> [Exercise input]:
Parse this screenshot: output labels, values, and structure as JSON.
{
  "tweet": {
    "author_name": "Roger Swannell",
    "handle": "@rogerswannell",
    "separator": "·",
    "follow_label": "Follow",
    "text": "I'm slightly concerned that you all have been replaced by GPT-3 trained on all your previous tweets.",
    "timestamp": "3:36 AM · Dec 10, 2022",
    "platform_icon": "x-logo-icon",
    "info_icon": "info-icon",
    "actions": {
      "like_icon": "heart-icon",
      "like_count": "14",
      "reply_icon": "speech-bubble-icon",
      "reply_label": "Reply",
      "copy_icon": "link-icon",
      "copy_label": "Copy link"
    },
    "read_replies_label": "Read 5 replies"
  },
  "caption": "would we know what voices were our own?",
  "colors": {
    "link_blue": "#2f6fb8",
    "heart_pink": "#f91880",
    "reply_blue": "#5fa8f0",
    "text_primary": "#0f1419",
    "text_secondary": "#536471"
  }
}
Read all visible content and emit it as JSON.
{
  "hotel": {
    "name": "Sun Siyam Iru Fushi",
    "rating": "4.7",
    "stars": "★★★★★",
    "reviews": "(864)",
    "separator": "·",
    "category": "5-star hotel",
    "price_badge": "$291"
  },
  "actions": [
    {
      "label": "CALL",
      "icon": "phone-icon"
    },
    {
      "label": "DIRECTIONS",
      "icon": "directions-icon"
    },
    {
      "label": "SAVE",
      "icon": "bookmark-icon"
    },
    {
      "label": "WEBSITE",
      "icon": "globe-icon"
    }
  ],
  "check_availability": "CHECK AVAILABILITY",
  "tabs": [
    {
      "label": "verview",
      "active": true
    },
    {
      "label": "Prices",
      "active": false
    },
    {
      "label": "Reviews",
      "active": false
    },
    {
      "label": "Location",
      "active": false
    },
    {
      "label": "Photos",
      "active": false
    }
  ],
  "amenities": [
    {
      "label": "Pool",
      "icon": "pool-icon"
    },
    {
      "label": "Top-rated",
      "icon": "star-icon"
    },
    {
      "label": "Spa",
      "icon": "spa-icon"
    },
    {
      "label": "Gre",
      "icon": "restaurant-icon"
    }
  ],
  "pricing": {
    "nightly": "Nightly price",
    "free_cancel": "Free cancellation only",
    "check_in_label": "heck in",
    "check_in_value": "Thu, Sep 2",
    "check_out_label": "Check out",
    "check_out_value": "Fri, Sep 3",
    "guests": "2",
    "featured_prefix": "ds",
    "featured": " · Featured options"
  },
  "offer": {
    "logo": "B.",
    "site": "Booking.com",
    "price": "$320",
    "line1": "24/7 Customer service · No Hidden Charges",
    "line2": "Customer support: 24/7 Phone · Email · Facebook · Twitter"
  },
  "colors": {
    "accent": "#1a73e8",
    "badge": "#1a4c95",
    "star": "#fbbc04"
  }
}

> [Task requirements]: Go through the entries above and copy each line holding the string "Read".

> [Task solution]:
    "read_replies_label": "Read 5 replies"
Read all visible content and emit it as JSON.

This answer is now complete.